======== DATA SHOWN
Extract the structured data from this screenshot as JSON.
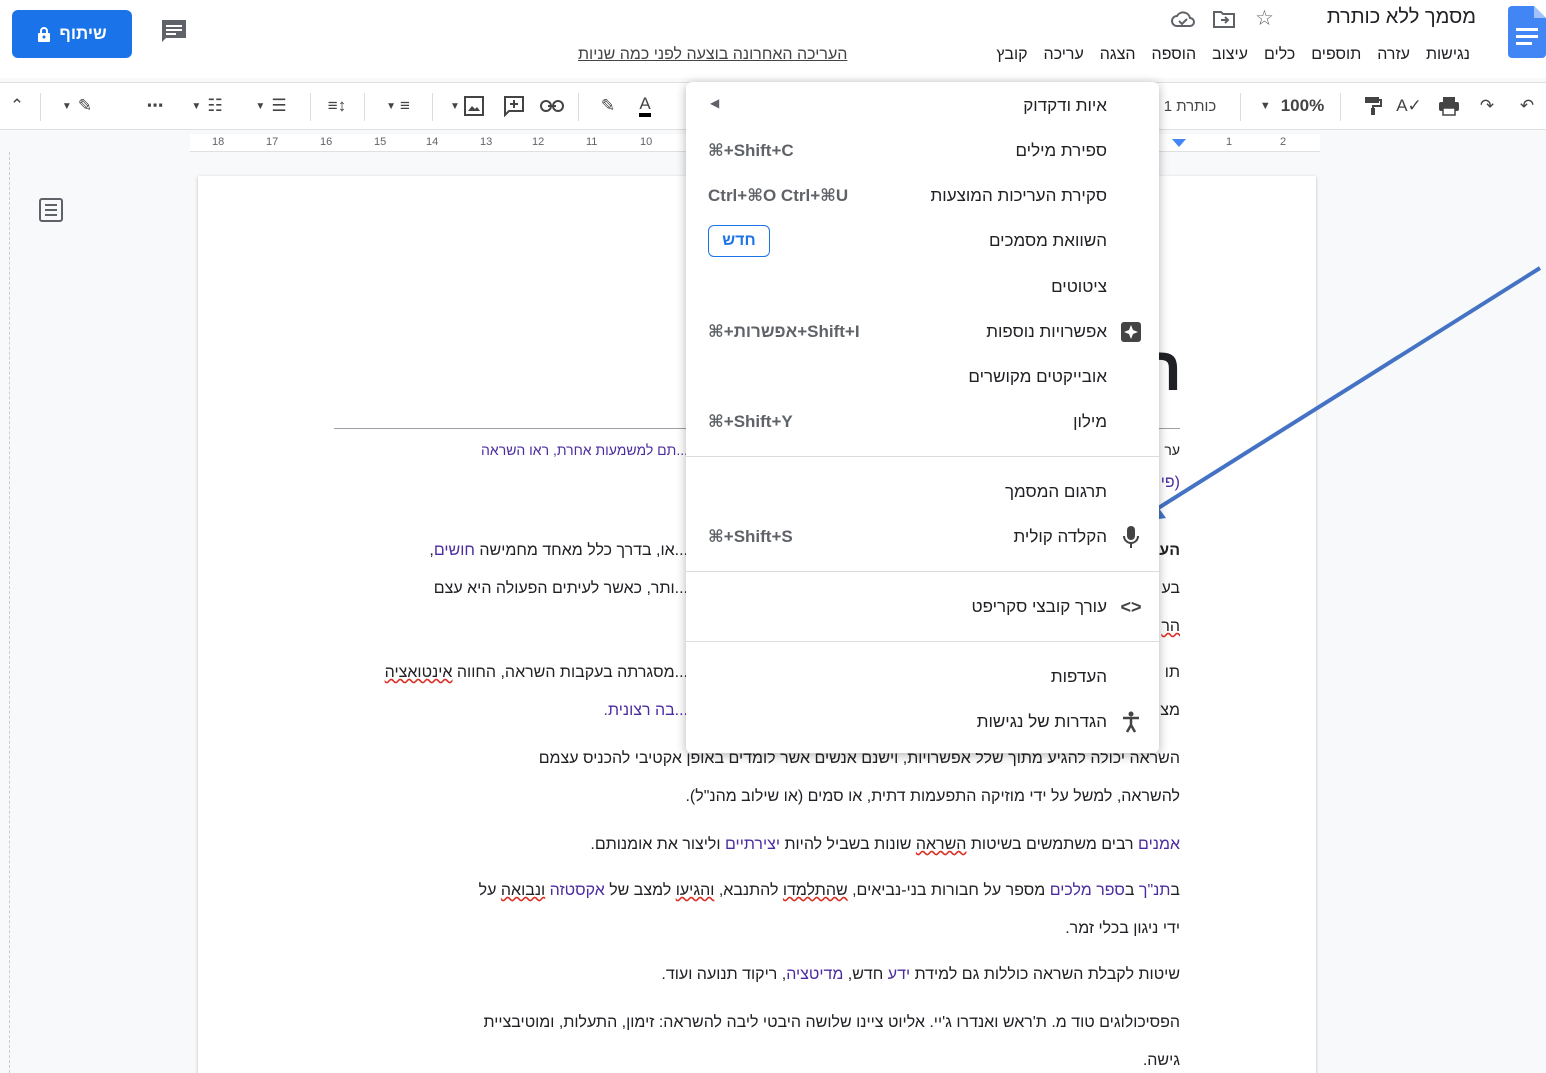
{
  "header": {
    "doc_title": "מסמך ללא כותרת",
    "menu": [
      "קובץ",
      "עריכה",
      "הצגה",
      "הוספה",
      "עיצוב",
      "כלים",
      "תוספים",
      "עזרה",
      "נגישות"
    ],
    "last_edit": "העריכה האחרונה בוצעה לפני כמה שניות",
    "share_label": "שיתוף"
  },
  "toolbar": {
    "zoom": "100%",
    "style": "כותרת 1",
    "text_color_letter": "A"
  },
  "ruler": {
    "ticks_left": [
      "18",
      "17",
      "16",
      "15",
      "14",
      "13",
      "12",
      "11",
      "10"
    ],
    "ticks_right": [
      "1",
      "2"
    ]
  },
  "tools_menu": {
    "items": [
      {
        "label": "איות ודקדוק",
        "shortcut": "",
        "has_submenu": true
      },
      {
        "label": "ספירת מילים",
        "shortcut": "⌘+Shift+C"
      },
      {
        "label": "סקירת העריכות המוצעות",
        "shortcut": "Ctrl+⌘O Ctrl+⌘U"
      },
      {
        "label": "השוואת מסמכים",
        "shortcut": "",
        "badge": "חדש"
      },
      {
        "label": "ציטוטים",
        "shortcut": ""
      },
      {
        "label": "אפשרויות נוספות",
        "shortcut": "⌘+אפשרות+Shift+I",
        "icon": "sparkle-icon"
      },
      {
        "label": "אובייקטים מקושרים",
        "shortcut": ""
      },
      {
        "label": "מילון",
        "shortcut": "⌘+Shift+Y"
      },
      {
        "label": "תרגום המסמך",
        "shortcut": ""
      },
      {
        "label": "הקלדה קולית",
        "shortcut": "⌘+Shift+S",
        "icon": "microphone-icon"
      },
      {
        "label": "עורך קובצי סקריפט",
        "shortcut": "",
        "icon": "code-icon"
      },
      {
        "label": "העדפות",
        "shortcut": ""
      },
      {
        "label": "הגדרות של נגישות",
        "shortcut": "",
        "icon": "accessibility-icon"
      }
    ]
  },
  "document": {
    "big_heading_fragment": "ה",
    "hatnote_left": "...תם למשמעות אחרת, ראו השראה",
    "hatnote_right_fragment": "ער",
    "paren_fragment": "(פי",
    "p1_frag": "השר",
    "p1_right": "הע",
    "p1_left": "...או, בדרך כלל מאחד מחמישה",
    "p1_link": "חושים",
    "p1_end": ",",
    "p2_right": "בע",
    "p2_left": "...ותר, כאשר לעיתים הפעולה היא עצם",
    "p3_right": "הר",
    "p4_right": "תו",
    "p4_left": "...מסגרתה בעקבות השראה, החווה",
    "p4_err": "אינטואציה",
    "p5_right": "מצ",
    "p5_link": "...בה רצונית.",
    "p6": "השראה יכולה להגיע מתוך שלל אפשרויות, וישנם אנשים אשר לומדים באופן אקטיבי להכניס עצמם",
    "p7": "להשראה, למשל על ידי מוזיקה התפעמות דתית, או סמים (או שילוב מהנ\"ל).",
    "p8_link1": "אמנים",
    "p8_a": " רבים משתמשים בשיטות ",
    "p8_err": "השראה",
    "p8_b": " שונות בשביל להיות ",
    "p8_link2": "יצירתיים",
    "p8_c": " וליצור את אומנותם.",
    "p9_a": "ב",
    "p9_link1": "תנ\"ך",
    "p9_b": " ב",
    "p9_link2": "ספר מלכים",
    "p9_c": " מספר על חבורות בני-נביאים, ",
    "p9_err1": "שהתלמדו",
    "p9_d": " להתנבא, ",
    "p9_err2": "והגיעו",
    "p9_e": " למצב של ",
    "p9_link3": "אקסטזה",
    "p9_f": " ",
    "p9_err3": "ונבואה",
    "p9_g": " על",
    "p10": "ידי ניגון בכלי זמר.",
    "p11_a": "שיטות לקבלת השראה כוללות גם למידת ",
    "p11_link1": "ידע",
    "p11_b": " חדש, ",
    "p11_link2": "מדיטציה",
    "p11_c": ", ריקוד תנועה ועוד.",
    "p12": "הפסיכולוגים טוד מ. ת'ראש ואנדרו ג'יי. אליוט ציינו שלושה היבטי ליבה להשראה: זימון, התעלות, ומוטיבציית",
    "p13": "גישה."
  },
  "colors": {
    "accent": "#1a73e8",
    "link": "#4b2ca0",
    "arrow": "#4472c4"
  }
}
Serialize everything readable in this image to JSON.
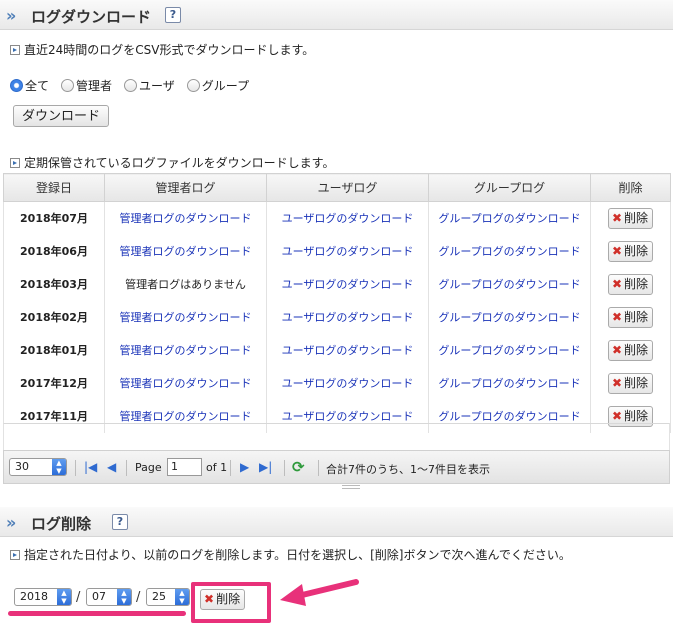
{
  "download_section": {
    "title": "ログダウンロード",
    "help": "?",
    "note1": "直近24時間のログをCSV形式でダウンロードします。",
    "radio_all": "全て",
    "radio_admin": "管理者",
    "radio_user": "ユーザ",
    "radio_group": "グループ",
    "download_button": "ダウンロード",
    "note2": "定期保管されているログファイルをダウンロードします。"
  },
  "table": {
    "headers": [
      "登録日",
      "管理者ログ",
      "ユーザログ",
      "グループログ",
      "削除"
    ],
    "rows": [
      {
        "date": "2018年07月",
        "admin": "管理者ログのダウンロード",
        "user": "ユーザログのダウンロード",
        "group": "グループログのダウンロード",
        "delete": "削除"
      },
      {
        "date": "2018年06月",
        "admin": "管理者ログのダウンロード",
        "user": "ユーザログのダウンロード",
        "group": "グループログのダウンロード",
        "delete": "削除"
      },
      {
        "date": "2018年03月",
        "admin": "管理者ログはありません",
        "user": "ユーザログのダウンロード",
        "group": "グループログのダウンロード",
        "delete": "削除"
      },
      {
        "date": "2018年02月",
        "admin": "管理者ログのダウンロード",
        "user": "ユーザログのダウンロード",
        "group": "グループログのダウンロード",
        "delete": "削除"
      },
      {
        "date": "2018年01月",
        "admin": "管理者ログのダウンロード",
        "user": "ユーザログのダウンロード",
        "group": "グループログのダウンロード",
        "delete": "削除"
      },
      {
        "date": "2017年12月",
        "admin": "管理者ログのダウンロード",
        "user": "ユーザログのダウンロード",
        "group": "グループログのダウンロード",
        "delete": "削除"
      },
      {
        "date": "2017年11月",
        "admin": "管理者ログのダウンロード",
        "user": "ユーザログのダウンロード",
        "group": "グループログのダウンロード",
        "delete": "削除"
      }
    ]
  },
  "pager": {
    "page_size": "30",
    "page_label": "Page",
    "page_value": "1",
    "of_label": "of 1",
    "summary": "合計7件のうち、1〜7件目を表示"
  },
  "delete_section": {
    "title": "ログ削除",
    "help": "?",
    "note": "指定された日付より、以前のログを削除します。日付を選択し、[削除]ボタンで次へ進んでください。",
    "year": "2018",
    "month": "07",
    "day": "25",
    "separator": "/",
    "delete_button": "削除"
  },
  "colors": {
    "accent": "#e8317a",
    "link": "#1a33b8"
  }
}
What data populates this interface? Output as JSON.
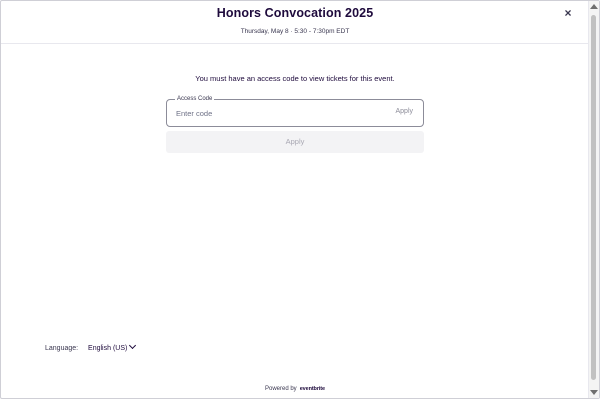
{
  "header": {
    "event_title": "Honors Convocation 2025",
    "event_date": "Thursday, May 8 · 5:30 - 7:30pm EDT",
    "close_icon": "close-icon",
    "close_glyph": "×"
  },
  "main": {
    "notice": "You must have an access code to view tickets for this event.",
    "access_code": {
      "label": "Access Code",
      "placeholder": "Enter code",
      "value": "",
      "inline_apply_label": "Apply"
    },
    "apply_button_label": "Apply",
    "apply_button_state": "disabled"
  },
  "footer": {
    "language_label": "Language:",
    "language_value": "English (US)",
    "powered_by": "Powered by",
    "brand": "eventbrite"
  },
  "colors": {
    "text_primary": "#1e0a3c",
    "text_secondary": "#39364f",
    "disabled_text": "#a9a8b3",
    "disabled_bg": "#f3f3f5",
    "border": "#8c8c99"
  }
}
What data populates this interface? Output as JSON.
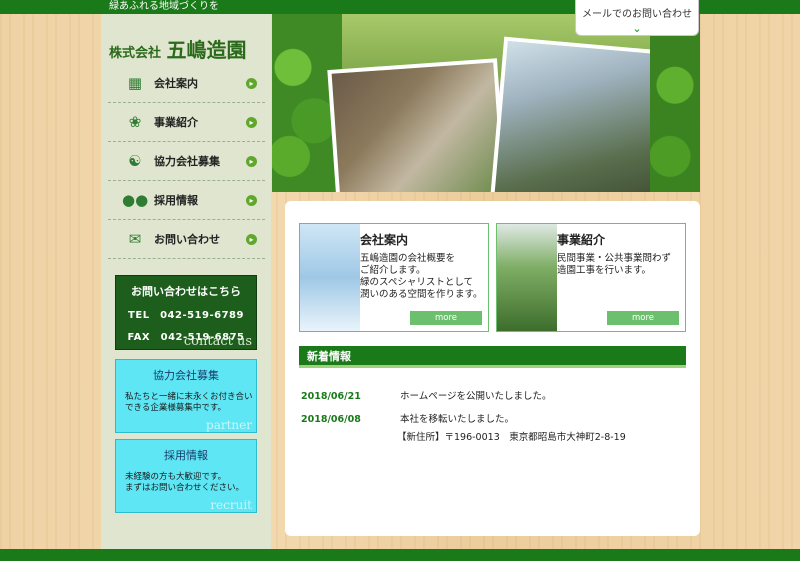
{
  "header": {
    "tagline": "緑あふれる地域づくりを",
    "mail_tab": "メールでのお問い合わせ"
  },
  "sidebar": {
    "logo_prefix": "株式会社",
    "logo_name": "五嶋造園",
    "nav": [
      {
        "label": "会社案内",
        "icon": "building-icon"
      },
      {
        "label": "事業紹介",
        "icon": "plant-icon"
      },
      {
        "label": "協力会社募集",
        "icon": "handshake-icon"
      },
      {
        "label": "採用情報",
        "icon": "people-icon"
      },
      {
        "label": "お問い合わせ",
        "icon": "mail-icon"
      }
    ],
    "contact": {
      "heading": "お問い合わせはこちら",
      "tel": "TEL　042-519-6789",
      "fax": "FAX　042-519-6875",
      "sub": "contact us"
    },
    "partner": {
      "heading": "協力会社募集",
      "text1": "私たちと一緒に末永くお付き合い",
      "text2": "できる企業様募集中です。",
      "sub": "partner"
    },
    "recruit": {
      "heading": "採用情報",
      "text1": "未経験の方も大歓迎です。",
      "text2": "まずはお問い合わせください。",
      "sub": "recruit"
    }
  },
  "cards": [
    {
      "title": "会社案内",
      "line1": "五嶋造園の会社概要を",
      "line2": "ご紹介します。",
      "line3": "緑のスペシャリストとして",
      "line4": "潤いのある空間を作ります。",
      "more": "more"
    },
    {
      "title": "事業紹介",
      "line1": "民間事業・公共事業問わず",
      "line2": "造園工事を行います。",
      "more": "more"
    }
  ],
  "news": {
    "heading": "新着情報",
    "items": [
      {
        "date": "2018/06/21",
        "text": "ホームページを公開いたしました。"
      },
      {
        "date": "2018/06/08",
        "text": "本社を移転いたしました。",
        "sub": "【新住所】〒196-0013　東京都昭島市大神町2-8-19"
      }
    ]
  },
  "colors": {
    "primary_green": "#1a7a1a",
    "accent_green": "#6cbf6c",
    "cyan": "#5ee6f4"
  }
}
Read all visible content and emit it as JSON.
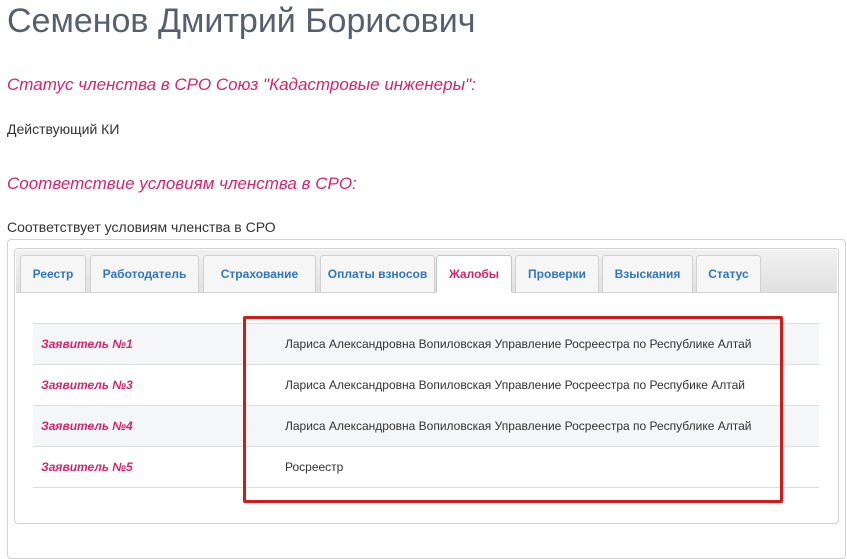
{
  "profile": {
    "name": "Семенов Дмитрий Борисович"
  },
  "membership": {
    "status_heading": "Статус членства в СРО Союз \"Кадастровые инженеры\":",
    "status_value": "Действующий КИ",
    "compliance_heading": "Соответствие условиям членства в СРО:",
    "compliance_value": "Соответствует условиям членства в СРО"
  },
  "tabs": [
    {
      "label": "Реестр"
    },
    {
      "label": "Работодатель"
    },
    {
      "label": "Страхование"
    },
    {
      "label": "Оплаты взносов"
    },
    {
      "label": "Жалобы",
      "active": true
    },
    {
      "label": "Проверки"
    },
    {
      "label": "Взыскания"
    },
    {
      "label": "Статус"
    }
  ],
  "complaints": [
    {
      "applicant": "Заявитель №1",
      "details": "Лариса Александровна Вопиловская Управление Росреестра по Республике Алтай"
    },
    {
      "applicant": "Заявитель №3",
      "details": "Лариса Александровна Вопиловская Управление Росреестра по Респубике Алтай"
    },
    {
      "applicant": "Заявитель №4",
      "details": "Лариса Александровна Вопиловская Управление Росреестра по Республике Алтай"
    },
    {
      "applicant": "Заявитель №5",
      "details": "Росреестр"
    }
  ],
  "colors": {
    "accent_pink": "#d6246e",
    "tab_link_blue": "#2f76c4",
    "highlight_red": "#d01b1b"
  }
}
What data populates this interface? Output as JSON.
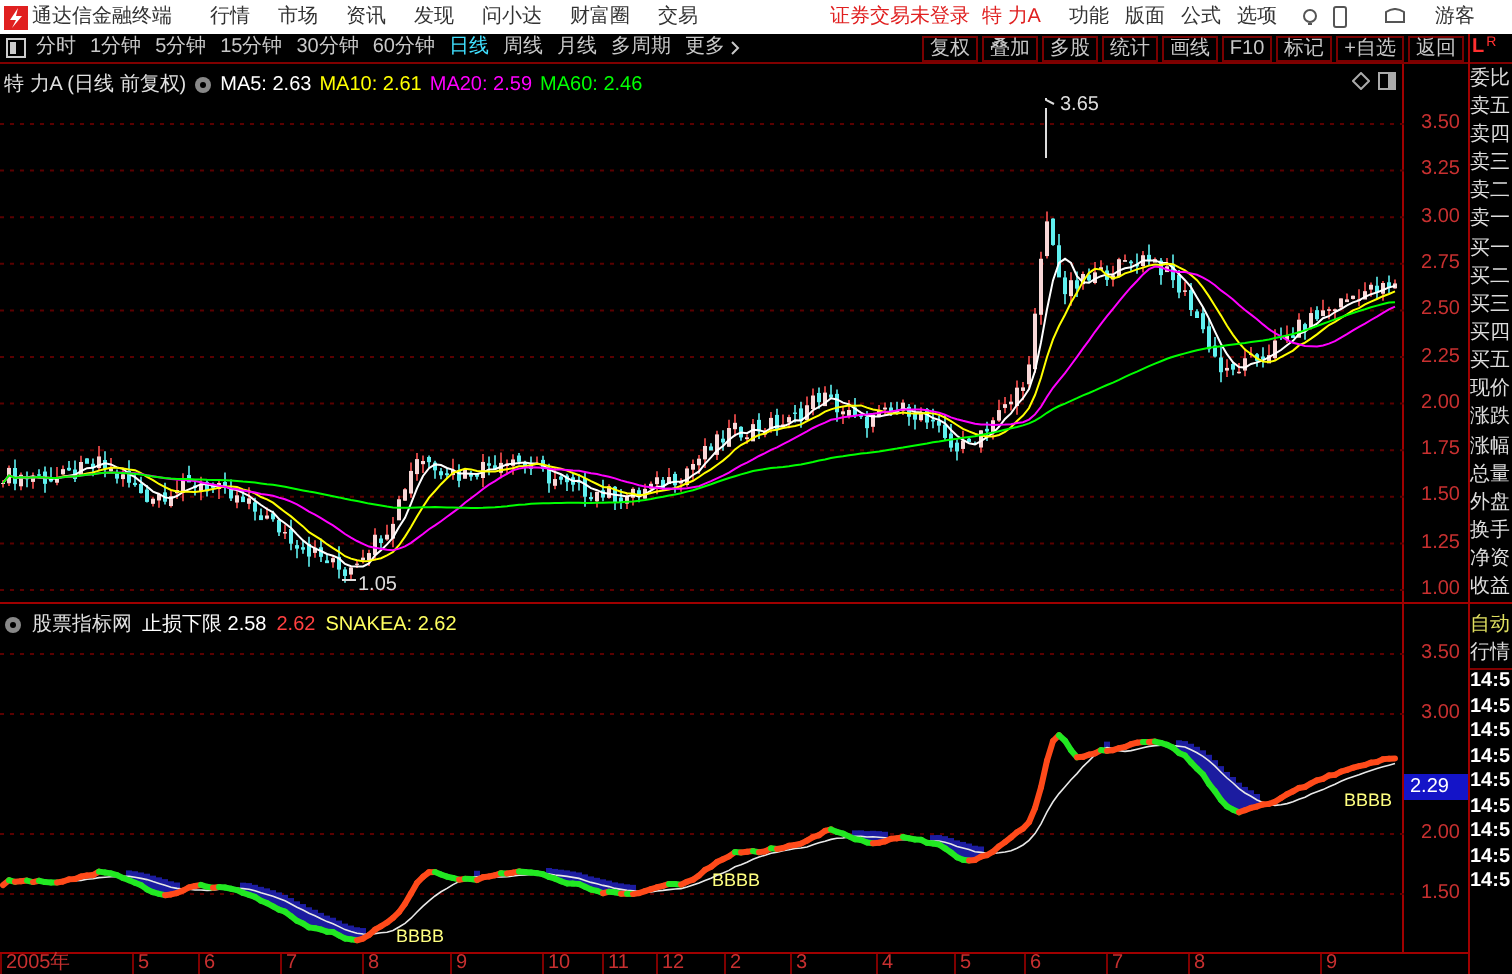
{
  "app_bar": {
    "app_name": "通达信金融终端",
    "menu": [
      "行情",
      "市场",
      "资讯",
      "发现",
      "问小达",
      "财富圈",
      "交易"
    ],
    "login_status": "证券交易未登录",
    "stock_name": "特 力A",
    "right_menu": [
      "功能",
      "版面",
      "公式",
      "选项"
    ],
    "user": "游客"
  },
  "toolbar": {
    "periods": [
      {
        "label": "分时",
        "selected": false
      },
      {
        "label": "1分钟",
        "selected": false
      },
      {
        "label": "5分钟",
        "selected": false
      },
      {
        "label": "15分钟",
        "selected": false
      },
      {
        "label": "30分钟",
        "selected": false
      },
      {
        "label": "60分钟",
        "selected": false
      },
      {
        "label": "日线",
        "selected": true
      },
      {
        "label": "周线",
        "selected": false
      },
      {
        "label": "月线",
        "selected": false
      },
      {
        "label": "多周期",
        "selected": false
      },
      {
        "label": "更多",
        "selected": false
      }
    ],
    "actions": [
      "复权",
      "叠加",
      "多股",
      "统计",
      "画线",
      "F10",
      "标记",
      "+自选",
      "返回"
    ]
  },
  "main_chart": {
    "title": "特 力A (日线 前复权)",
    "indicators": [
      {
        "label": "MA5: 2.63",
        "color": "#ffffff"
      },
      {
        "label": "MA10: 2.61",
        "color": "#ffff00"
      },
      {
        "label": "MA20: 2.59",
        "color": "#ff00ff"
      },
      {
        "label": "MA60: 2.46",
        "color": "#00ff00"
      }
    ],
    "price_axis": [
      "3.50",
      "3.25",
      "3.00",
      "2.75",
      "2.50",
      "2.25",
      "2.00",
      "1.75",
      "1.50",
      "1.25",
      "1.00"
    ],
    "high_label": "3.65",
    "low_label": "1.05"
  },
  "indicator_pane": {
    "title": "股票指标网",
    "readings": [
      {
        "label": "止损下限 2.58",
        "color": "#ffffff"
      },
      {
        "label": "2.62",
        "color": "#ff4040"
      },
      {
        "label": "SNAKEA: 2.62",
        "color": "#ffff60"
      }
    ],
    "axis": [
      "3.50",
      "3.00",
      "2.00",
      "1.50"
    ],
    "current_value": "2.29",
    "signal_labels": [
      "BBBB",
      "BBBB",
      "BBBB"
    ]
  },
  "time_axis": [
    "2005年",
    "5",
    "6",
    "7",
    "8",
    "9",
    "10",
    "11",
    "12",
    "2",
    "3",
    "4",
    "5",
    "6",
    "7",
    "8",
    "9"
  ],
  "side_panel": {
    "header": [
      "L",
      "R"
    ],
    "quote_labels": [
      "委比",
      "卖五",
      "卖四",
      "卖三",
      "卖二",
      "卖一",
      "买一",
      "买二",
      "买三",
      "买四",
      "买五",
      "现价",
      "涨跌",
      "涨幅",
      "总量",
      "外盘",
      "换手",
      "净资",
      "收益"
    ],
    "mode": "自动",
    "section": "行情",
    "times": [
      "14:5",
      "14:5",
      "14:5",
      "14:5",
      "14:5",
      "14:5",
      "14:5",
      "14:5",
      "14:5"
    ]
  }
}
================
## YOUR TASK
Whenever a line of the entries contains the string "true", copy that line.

## PROBLEM SOLUTION
        "has_submenu": true
      "active": true
        "selected": true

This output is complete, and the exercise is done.